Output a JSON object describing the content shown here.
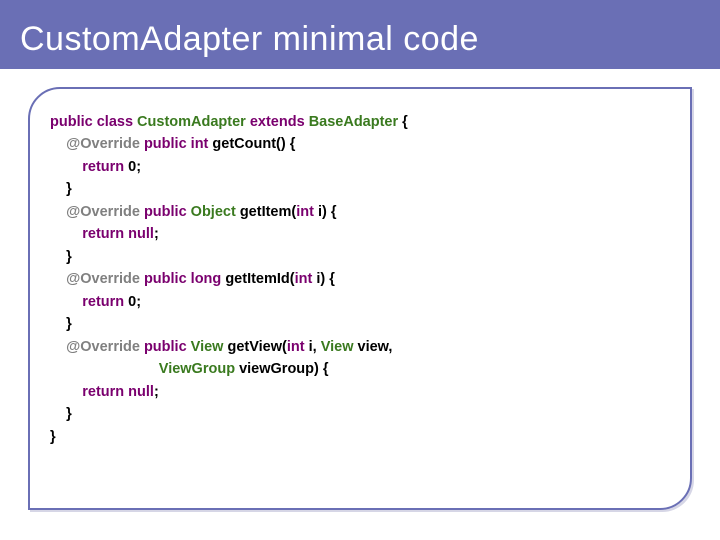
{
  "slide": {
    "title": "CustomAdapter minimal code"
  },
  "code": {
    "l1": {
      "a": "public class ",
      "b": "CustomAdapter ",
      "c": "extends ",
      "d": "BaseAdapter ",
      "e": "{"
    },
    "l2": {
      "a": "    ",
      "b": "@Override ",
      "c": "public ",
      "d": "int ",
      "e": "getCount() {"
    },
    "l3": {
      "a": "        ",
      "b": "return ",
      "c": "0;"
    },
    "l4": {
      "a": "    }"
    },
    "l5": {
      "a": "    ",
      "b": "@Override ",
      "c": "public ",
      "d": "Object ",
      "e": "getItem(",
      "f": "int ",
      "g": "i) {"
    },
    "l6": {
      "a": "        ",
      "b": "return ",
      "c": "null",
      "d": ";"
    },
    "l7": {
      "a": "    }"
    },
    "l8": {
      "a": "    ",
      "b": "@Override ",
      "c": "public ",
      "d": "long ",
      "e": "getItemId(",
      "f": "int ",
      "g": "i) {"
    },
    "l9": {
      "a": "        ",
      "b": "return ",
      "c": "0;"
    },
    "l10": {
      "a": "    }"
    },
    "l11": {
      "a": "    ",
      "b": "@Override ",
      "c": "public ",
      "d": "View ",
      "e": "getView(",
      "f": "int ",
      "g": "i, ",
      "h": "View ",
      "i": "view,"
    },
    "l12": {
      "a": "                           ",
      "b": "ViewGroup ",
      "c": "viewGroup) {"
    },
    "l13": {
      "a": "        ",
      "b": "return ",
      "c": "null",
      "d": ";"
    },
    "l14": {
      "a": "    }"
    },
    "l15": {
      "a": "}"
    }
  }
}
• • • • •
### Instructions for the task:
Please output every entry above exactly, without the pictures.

### Finished task:
Output a JSON object describing the content shown here.
{
  "slide": {
    "title": "CustomAdapter minimal code"
  },
  "code": {
    "l1": {
      "a": "public class ",
      "b": "CustomAdapter ",
      "c": "extends ",
      "d": "BaseAdapter ",
      "e": "{"
    },
    "l2": {
      "a": "    ",
      "b": "@Override ",
      "c": "public ",
      "d": "int ",
      "e": "getCount() {"
    },
    "l3": {
      "a": "        ",
      "b": "return ",
      "c": "0;"
    },
    "l4": {
      "a": "    }"
    },
    "l5": {
      "a": "    ",
      "b": "@Override ",
      "c": "public ",
      "d": "Object ",
      "e": "getItem(",
      "f": "int ",
      "g": "i) {"
    },
    "l6": {
      "a": "        ",
      "b": "return ",
      "c": "null",
      "d": ";"
    },
    "l7": {
      "a": "    }"
    },
    "l8": {
      "a": "    ",
      "b": "@Override ",
      "c": "public ",
      "d": "long ",
      "e": "getItemId(",
      "f": "int ",
      "g": "i) {"
    },
    "l9": {
      "a": "        ",
      "b": "return ",
      "c": "0;"
    },
    "l10": {
      "a": "    }"
    },
    "l11": {
      "a": "    ",
      "b": "@Override ",
      "c": "public ",
      "d": "View ",
      "e": "getView(",
      "f": "int ",
      "g": "i, ",
      "h": "View ",
      "i": "view,"
    },
    "l12": {
      "a": "                           ",
      "b": "ViewGroup ",
      "c": "viewGroup) {"
    },
    "l13": {
      "a": "        ",
      "b": "return ",
      "c": "null",
      "d": ";"
    },
    "l14": {
      "a": "    }"
    },
    "l15": {
      "a": "}"
    }
  }
}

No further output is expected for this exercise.